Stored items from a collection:
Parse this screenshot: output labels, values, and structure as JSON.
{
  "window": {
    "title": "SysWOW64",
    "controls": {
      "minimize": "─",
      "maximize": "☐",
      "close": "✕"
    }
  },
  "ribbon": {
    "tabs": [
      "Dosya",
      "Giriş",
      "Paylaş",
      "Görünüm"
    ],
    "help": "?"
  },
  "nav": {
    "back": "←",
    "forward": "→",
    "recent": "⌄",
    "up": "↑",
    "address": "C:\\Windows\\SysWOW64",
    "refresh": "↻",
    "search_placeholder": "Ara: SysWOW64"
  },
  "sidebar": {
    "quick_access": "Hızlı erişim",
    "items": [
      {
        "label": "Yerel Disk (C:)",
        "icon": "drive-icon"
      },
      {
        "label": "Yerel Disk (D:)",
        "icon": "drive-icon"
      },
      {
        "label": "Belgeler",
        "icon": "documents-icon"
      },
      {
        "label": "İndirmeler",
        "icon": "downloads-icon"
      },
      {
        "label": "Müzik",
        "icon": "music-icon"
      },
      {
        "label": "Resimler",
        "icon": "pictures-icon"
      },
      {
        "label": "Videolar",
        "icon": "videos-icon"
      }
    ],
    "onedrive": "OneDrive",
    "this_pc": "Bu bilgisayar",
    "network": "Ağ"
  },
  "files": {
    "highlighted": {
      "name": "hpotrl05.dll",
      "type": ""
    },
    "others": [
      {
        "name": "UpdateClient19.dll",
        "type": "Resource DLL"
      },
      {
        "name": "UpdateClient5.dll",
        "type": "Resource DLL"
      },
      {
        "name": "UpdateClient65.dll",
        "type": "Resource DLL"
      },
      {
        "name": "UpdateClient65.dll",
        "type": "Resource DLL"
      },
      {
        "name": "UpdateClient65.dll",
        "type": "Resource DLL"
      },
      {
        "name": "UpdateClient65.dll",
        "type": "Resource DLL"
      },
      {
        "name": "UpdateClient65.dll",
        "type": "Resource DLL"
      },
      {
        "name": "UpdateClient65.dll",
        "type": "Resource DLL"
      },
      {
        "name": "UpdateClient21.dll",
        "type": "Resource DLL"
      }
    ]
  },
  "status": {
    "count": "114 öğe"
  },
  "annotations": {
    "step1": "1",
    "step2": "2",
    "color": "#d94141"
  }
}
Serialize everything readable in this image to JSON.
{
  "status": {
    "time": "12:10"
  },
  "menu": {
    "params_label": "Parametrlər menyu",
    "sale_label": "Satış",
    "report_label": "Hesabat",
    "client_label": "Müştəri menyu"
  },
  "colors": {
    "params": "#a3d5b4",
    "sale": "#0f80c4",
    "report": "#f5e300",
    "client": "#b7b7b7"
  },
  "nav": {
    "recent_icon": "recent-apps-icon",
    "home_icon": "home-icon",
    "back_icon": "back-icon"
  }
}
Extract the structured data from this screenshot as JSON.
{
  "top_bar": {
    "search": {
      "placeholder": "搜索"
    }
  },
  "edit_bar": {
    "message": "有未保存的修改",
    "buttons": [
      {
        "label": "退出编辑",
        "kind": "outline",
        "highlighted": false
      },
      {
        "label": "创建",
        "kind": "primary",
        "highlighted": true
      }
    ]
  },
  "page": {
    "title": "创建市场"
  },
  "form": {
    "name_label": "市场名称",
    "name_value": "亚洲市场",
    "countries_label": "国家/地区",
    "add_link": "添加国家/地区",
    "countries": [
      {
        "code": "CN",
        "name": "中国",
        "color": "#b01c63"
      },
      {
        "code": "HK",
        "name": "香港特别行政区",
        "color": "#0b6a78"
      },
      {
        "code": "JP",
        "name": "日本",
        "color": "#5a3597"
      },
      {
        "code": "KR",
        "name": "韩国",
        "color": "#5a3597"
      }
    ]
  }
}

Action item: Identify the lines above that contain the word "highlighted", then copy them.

Answer to the exercise:
    "highlighted": {
        "highlighted": false
        "highlighted": true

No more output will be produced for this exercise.